Aikman caved into submission following these tweets. He couldn't take it. Most people in his position cannot.

The woke mob still wields great power over cowardly public figures. That's unfortunate for more than one reason.

First, screeching Twitter accounts aren't all intimidating. Rather, they are cowardly, shallow, and can't take a counterpunch. Dave Chappelle, Joe Rogan, and Aaron Rodgers have exposed them as beatable.

Second, and more importantly, the perpetual outraged are just that: angered daily. Being offended is their sense of purpose. Except, they aren't actually as offended as they type. Their outrage is phony and opportunistic.

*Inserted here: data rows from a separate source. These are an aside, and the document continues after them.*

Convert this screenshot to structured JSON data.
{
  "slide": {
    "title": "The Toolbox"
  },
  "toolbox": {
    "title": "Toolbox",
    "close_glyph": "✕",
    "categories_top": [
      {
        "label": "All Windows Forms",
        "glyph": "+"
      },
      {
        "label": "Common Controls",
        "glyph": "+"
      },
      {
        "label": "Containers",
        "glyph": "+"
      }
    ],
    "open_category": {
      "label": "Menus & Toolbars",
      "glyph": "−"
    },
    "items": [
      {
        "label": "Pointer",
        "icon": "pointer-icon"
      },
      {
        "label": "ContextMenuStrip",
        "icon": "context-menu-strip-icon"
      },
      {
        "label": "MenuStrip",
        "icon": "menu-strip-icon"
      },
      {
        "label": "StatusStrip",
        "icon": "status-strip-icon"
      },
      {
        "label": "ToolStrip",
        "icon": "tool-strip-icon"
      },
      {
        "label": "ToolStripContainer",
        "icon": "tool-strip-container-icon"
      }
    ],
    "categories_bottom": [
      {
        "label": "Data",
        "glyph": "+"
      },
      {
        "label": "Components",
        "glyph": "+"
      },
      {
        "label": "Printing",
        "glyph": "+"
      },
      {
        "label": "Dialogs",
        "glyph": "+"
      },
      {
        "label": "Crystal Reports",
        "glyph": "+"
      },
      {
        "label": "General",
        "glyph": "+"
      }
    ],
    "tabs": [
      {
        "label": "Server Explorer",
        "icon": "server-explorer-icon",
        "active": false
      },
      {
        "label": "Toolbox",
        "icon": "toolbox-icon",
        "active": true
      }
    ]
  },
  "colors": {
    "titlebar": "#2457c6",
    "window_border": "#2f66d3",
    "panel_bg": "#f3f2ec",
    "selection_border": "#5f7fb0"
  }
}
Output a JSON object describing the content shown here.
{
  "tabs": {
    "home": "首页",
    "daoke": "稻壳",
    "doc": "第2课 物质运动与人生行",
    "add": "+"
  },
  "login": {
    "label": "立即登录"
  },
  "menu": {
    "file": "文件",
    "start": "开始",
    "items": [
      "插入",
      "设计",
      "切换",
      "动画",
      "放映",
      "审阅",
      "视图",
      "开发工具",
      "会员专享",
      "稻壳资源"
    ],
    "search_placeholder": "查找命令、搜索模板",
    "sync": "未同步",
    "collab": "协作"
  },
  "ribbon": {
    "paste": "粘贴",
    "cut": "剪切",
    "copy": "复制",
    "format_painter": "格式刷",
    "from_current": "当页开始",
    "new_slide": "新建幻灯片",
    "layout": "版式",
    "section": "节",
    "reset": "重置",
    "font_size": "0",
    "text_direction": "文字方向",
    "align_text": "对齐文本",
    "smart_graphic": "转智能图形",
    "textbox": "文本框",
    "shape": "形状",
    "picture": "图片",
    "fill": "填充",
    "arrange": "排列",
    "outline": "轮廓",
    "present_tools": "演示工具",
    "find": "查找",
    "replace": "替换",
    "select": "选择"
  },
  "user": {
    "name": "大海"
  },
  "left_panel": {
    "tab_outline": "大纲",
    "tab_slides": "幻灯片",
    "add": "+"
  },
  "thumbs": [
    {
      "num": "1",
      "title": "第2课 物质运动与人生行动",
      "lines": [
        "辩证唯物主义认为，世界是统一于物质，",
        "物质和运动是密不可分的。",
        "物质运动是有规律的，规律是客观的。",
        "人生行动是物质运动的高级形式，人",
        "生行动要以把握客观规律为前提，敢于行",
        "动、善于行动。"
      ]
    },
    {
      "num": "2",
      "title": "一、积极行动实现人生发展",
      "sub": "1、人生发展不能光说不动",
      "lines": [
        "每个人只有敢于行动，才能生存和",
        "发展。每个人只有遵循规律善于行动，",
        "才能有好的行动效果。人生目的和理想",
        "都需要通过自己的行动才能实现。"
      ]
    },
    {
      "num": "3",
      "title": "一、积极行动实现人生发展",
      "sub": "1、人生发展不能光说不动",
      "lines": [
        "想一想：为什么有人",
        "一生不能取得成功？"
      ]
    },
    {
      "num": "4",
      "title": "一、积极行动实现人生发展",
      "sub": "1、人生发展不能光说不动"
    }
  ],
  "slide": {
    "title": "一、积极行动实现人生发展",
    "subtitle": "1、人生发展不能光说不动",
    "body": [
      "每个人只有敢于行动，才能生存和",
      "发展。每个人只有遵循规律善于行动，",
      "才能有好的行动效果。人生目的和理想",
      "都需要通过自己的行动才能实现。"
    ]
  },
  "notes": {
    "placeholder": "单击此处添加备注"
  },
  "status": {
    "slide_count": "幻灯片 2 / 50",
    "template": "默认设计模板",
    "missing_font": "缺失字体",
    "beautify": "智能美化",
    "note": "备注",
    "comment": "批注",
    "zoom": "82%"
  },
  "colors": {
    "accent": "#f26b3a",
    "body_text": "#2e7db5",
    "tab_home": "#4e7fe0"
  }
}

A large section of the media has an impact only by virtue of hysteria. Likewise, unverified Twitter users cannot escape bump-on-the-log status without claiming someone hurt their feelings. Several of the above tweets experienced high engagement on Monday as Twitter's algorithm rewarded buzzwords like "sexist" under the keyword "Aikman" in the "Trending" tab.

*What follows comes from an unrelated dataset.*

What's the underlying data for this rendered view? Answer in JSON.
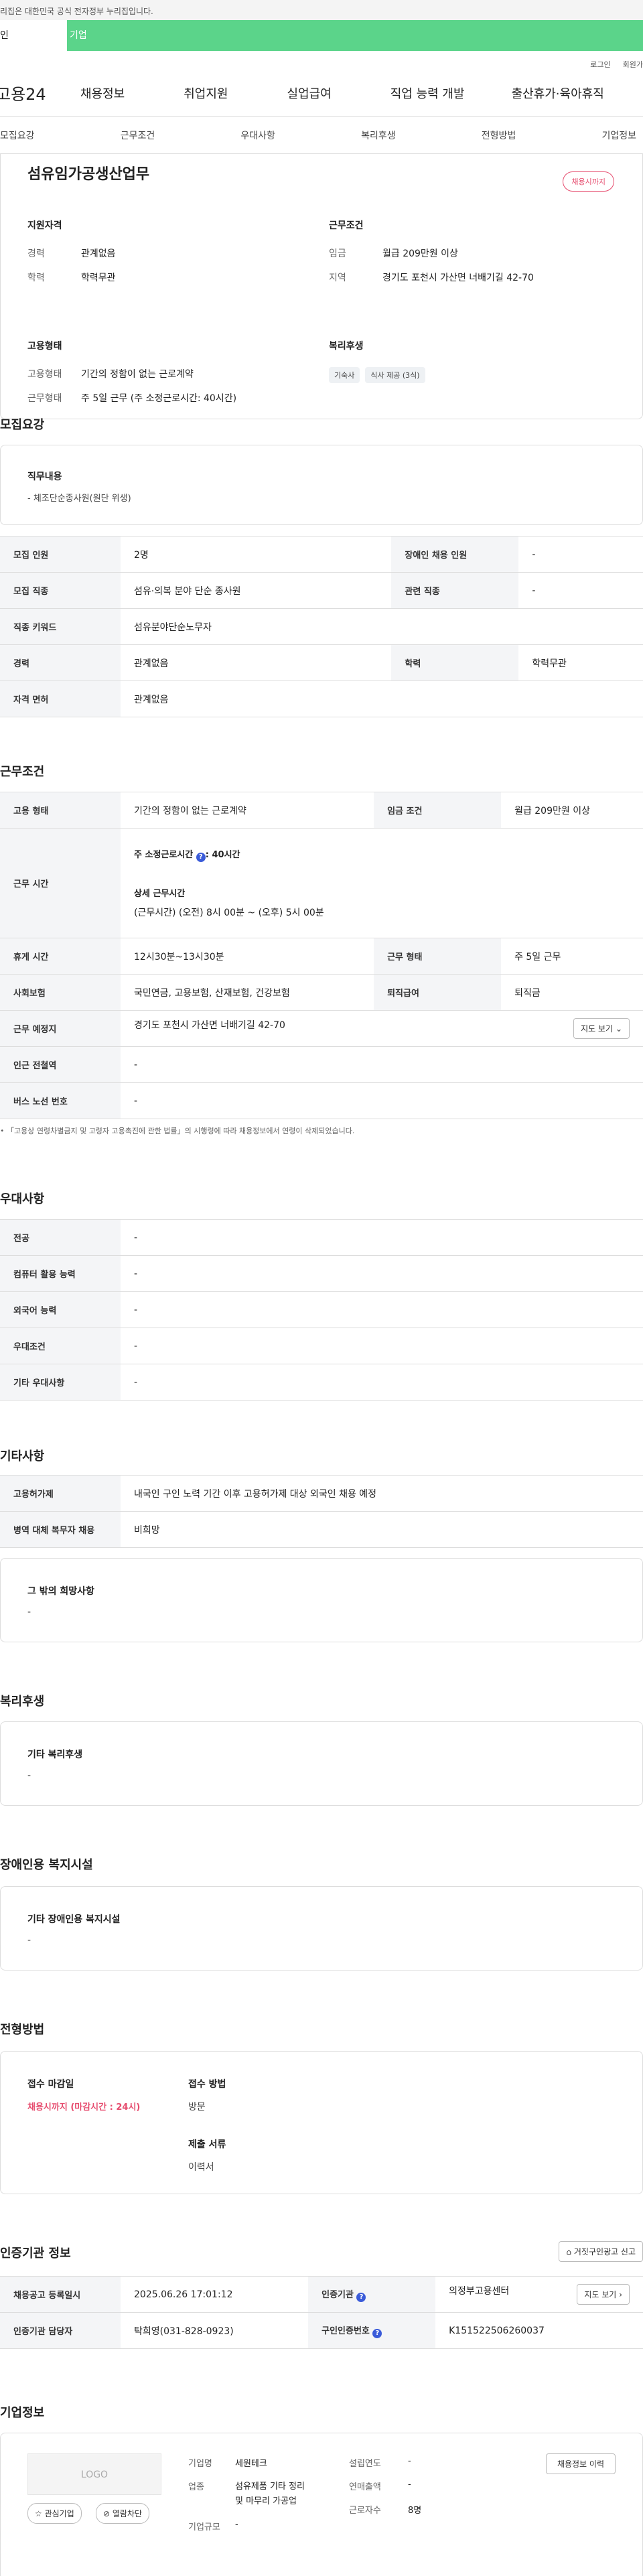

Keep that in mind if you, too, hope to one day see your tweet trend.

American culture, particularly in sports, incentives outrage. Losers like Mike Freeman from USA Today have jobs only to spread fury. They must always find a target, a reason to declare racism and sexism, and bigotry. The progressive movement never ends. Nor does their streaming of anger.

Aikman says his comment was "dumb." Perhaps. It wasn't all that funny, clever, or unique. It didn't add much to the broadcast. So, sure, chalk it up as a "dumb" remark. However, the quirky little line was not misogynistic, dangerous, or fireable -- all of which the weasels on Twitter proclaim.

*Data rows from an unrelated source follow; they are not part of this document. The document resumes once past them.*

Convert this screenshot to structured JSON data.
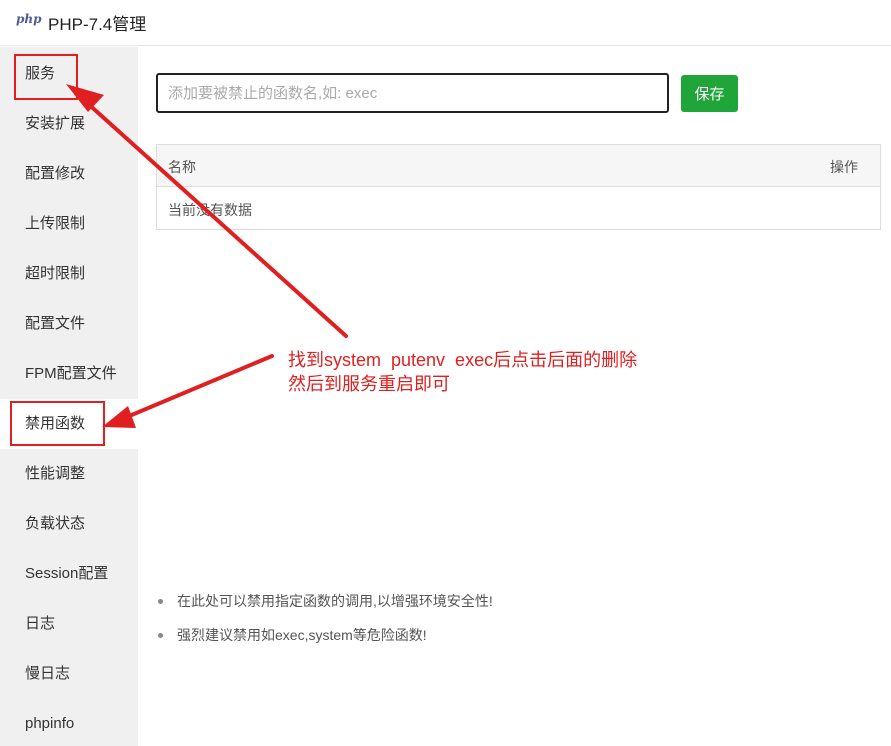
{
  "window": {
    "logo_text": "php",
    "title": "PHP-7.4管理"
  },
  "sidebar": {
    "items": [
      {
        "label": "服务"
      },
      {
        "label": "安装扩展"
      },
      {
        "label": "配置修改"
      },
      {
        "label": "上传限制"
      },
      {
        "label": "超时限制"
      },
      {
        "label": "配置文件"
      },
      {
        "label": "FPM配置文件"
      },
      {
        "label": "禁用函数"
      },
      {
        "label": "性能调整"
      },
      {
        "label": "负载状态"
      },
      {
        "label": "Session配置"
      },
      {
        "label": "日志"
      },
      {
        "label": "慢日志"
      },
      {
        "label": "phpinfo"
      }
    ],
    "active_label": "禁用函数"
  },
  "main": {
    "search": {
      "placeholder": "添加要被禁止的函数名,如: exec",
      "value": ""
    },
    "save_label": "保存",
    "table": {
      "columns": [
        "名称",
        "操作"
      ],
      "empty_text": "当前没有数据"
    },
    "tips": [
      "在此处可以禁用指定函数的调用,以增强环境安全性!",
      "强烈建议禁用如exec,system等危险函数!"
    ]
  },
  "annotation": {
    "line1": "找到system  putenv  exec后点击后面的删除",
    "line2": "然后到服务重启即可"
  },
  "colors": {
    "accent_green": "#20a53a",
    "annotation_red": "#e02020",
    "sidebar_bg": "#f0f0f0"
  }
}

His point was that the NFL has gotten soft, a stance upon which is almost universally agreed. The NFL has put the strongest, most athletic men in the world in protected bubble wrap. That's an issue that's ruining the game. Monday's "roughing the passer" proved this anew.

Aikman used "dresses" as the word choice to make his point. He used the word during a live, unscripted broadcast on which he speaks 50% of the time. Word choices are often lackluster when reacting to an unexpected development in the moment.

Perhaps he even meant it. So what? Dresses don't represent tackling, violence, or manhood -- three words the entire nation considers synonymous with football since its inception. Football being for tough men is not a sexist trope. It's the consensus by virtue of reality.

Aikmans' comments weren't that big of a deal. Get this: not everything is. His remarks certainly weren't worth a week-long soapbox.

No serious person considers Aikman's comment "pejorative." Or a "F-you" to the social climate. These fractured adults are to blame for our weak society:

Meghan Ottolini, a female sports radio host for the Boston WEEI-FM station, doesn't buy the faux outrage either.

“I’m not offended at all,” Ottolini said on Thursday. “Honestly, who cares?”

“I don’t care. If you’re offended by that, it’s like when somebody asks me if you can say like, ‘Let’s go guys’ to your team of girls soccer players. It’s like, yeah, honestly, why are you wasting your time on this?”

“If this infuriates you, I’m jealous that you have so much energy to dedicate to being mad at Troy Aikman,” she said. “It’s like, why are you watching this anyway?”

Who knew one could still tell the truth while working for a mainstream sports media company in 2022?

The demand for outrage in sports has grown large. Such an issue forces lackeys to promulgate lies like that someone chanted the N-word at a Duke volleyball player. And declare punishing Davaante Adams for assaulting someone as proof of white supremacy. And now grossly exaggerating the impact of a reference to dresses in a football game.

Troy Aikman's remarks didn't hurt you or set back women decades. Not every word that runs afoul of the politically correct must be culture war'ed. We need not dissect every comment for deeply rooted bigoted undertones. Not every spoken word requires an apology and pretend outrage.

Troy Aikman's did not.

Written by
Bobby Burack is a writer for OutKick where he reports and analyzes the latest topics in media, culture, sports, and politics.. Burack has become a prominent voice in media and has been featured on several shows across OutKick and industry related podcasts and radio stations.